For years now, scientists have understood that Mars was once a warmer, wetter place. Between terrain features that indicate the presence of rivers and lakes to mineral deposits that appeared to have dissolved in water, there is no shortage of evidence attesting to this “watery” past. However, just how warm and wet the climate was billions of years ago (and since) has been a subject of much debate.
According to a new study from an international team of scientists from the University of Nevada, Las Vegas (UNLV), it seems that Mars may have been a lot wetter than previous estimates gave it credit for. With the help of Berkeley Laboratory, they conducted simulations on a mineral that has been found in Martian meteorites. From this, they determined that Mars may have had a lot more water on its surface than previously thought.
When it comes to studying the Solar System, meteorites are sometimes the only physical evidence available to researchers. This includes Mars, where meteorites recovered from Earth’s surface have helped to shed light on the planet’s geological past and what kinds of processes have shaped its crust. For geoscientists, they are the best means of determining what Mars looked like eons ago.
An artist’s impression of what Mars might have looked like with water, when any potential Martian microbes would have evolved. Credit: ESO/M. Kornmesser
Unfortunately for geoscientists, these meteorites have underdone changes as a result of the cataclysmic force that expelled them from Mars. As Dr. Christopher Adcock, an Assistant Research Professor at with the Dept. of Geoscience at UNLV and the lead author of the study, told Universe Today via email:
“Martian meteorites are pieces of Mars, basically they are our only samples of Mars on Earth until there is a sample return mission. Many of the discoveries we have made about Mars came from studying martian meteorites and wouldn’t be possible without them. Unfortunately, these meteorites have all experienced shock from being ejected of the Martian surface during impacts.”
Of the over 100 Martian meteorites that have been retrieved here on Earth, and range in age from between 4 billion years to 165 million years. They are also believed to have come from only a few regions on Mars, and were likely ejecta created from impact events. And in the course of examining them, scientists have noticed the presence of a calcium phosphate mineral known as merrillite.

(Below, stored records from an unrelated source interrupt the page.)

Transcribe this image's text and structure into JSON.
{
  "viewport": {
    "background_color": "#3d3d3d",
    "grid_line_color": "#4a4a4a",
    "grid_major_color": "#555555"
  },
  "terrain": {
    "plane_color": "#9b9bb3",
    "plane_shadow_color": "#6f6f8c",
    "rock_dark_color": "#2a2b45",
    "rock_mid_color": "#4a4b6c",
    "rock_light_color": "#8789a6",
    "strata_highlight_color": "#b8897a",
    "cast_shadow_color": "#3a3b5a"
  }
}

As a member of the whitlockite group that is commonly found in Lunar and Martian meteorities, this mineral is known for being anhydrous (i.e. containing no water). As such, researchers have drawn the conclusion that the presence of this minerals indicates that Mars had an arid environment when these rocks were ejected. This is certainly consistent with what Mars looks like today – cold, icy and dry as a bone.
The Mojave Crater on Mars, where some of the Martians meteorites retrieved on Earth are believed to have originated from. Credit: NASA/JPL-Caltech/University of Arizona
For the sake of their study – titled “Shock-Transformation of Whitlockite to Merrillite and the Implications for Meteoritic Phosphate“, which appeared recently in the journal Nature Communications – the international research team considered another possibility. Using a synthetic version of whitlockite, they began conducting shock compression experiments on it designed to simulate the conditions under which meteorites are ejected from Mars.
This consisted of placing the synthetic whitlockite sample inside a projectile, then using a helium gas gun to accelerate it up to speeds of 700 meters per second (2520 km/h or 1500 mph) into a metal plate – thus subjecting it to intense heat and pressure. The sample was then examined using the Berkeley Lab’s Advanced Light Source (ALS) and the Argonne National Laboratory’s Advanced Photon Source (APS) instruments.
“When we analyzed what came out of the capsule, we found a significant amount of the whitlockite had dehydrated to the mineral merrillite,” said Adcock. “Merrillite is found in many meteorites (including Martian). The means it is possible the rocks meteorites are made from originally started life with whitlockite in them in an environment with more water than previously thought. If true, it would indicate more water in the Martian past and the early Solar System.”
Not only does this find raise the “water budget” for Mars in the past, it also raises new questions about Mars’ habitability. In addition to being soluble in water, whitlockite also contains phosphorous – a crucial element for life here on Earth. Combined with recent evidence that shows that liquid water still exists on Mars’ surface – albeit intermittently – this raises new questions about whether or not Mars had life in the past (or even today).
But as Adcock explained, further experiments and evidence will be needed to determine if these results are indicative of a more watery past:
“As far as life goes, our results are very favorable for the possibility – but we need more data. Really we need a sample return mission or we need to go there in person – a human mission. Science is closing in on the answers to a number of big questions about our solar system, life elsewhere, and Mars. But it is difficult work when it all has to be done from far away.”
And sample returns are certainly on the horizon. NASA hopes to conduct the first step in this process with their Mars 2020 Rover, which will collect samples and leave them in a cache for future retrieval. The ESA’s ExoMars rover is expected to make the journey to Mars in the same year, and will also obtain samples as part of a sample-return mission to Earth.
These missions are scheduled to launch the summer of 2020, when the planets will be at their closest again. And with crewed missions to the surface planned for the following decade, we might see the first non-meteorite samples of Mars brought back to Earth for analysis.